"""

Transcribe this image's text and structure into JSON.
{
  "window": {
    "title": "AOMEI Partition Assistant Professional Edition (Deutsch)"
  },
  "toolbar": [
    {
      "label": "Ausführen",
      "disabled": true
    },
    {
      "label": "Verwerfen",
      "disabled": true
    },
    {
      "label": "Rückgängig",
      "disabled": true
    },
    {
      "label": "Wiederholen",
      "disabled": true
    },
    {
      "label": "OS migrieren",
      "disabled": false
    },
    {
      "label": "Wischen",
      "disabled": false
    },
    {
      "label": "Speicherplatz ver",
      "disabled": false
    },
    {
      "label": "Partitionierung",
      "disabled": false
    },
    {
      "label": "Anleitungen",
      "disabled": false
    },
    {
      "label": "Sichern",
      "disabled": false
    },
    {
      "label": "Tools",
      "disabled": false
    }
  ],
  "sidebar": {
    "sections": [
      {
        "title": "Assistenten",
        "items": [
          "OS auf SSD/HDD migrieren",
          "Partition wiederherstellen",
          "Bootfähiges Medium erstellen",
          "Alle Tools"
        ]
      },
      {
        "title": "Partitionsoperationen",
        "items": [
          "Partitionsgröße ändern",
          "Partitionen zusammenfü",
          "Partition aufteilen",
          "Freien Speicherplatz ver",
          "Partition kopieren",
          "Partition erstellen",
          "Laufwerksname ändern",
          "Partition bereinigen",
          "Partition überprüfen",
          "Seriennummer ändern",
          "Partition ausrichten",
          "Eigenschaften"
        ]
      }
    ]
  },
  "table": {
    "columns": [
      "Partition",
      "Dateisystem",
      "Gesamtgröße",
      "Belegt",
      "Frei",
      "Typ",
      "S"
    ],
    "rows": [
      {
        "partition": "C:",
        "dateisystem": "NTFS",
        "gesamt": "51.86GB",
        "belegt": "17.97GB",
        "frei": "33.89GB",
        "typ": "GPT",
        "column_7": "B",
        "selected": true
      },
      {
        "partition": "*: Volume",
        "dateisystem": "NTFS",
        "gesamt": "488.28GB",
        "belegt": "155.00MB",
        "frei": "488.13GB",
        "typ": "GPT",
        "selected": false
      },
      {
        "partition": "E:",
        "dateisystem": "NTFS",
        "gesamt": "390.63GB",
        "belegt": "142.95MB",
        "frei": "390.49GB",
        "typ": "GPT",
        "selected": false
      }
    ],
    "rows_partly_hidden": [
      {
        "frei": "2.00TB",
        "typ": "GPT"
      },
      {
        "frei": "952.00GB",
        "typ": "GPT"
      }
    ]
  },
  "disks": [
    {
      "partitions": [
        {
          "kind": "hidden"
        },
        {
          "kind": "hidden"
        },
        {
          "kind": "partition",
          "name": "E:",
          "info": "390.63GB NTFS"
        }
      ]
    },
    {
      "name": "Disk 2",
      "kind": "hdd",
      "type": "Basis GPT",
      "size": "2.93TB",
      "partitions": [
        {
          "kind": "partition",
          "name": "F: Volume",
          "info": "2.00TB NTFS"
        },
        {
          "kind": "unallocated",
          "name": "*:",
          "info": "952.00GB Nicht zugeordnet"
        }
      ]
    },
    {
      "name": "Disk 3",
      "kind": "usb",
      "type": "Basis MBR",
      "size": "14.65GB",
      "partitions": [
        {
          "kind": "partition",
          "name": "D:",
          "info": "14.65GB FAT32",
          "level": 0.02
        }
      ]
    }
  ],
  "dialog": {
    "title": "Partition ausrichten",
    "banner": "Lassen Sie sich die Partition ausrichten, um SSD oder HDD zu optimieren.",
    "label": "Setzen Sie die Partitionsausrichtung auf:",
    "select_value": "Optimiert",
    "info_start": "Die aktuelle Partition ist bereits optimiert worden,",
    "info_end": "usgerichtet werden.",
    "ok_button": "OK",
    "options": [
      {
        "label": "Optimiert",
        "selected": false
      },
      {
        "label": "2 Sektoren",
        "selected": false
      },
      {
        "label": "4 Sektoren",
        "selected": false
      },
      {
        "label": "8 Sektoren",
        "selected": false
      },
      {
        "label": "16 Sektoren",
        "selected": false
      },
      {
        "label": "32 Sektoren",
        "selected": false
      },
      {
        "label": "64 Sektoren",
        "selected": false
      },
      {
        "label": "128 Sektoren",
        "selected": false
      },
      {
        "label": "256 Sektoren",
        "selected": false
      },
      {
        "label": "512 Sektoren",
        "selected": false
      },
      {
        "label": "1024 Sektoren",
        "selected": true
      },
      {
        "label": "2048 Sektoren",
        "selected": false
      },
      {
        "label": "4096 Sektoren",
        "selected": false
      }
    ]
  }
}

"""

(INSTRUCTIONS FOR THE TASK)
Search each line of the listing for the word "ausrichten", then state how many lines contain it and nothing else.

(ANSWER AREA)
3